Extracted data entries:
-=-=-
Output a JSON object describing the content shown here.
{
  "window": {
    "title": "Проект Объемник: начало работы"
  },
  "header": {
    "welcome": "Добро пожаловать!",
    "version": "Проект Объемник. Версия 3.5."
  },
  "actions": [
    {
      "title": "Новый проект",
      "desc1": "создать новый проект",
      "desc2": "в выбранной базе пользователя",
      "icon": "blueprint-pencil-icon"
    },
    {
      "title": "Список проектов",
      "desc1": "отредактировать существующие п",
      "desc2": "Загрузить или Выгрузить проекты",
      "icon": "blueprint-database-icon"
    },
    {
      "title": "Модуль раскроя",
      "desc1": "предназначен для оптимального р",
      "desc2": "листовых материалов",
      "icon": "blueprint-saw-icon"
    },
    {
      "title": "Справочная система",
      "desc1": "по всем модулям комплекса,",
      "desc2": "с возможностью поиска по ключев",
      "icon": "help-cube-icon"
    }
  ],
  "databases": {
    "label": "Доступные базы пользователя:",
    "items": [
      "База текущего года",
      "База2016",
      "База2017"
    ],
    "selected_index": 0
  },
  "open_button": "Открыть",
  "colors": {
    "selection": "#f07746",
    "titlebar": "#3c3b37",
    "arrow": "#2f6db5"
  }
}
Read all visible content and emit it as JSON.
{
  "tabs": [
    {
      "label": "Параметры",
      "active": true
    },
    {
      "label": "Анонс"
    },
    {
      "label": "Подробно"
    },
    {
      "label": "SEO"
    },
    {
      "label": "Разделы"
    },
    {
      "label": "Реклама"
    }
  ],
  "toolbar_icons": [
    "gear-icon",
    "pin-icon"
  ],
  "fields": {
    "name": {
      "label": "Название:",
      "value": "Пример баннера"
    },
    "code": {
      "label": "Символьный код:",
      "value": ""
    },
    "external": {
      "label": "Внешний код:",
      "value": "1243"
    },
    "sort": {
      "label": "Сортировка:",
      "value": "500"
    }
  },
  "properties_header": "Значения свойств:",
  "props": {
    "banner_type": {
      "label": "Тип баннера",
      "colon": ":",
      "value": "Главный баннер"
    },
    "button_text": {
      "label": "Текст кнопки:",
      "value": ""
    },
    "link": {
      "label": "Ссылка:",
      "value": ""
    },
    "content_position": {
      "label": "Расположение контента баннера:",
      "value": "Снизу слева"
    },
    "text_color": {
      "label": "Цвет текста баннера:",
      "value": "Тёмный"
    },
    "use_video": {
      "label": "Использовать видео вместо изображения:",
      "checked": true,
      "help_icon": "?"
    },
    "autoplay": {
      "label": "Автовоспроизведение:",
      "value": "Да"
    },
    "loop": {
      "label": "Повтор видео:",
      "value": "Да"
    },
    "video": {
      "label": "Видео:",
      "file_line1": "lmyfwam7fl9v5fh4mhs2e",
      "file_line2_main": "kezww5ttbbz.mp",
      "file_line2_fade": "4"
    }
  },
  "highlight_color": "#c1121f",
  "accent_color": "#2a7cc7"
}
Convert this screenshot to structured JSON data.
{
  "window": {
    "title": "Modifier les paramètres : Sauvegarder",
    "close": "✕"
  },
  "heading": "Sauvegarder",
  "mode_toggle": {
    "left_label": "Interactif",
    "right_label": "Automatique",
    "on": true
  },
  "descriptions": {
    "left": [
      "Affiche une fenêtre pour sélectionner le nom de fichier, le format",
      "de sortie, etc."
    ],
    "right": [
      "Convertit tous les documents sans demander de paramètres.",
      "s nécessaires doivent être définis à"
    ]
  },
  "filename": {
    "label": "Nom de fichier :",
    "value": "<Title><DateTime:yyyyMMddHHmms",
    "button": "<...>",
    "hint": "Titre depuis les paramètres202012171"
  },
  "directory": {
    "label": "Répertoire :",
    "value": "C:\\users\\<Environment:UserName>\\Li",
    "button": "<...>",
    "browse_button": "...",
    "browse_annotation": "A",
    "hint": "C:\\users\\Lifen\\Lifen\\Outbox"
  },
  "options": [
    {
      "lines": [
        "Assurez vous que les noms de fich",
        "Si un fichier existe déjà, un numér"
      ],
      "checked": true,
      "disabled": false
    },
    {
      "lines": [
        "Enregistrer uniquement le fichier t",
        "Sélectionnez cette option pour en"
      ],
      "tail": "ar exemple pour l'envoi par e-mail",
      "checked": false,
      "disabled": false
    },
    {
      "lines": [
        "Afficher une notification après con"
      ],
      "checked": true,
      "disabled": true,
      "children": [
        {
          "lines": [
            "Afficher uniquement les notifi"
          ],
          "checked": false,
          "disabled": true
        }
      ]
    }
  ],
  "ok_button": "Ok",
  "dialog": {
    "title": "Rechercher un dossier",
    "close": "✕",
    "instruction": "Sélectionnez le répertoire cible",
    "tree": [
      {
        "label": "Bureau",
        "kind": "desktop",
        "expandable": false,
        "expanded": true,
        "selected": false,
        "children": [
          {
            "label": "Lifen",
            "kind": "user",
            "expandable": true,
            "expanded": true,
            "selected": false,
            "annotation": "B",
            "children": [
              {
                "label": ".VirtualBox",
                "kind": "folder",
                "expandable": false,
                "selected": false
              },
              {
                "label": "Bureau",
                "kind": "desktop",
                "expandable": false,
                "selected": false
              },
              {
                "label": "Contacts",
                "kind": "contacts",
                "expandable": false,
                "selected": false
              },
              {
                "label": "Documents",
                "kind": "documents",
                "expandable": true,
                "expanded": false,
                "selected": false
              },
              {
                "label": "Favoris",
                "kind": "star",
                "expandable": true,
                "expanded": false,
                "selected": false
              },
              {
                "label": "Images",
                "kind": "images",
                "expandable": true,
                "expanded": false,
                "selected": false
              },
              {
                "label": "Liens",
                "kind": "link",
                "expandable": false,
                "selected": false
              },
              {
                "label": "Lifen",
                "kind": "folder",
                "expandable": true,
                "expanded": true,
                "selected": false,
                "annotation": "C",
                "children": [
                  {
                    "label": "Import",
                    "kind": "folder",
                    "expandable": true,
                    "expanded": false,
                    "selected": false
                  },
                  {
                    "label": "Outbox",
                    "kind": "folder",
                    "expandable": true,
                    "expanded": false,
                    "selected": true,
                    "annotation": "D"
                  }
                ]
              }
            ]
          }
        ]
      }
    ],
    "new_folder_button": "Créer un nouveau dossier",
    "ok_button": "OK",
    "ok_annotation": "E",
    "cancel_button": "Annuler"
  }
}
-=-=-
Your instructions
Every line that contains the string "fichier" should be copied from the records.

Written answer
      "Affiche une fenêtre pour sélectionner le nom de fichier, le format",
    "label": "Nom de fichier :",
        "Si un fichier existe déjà, un numér"
        "Enregistrer uniquement le fichier t",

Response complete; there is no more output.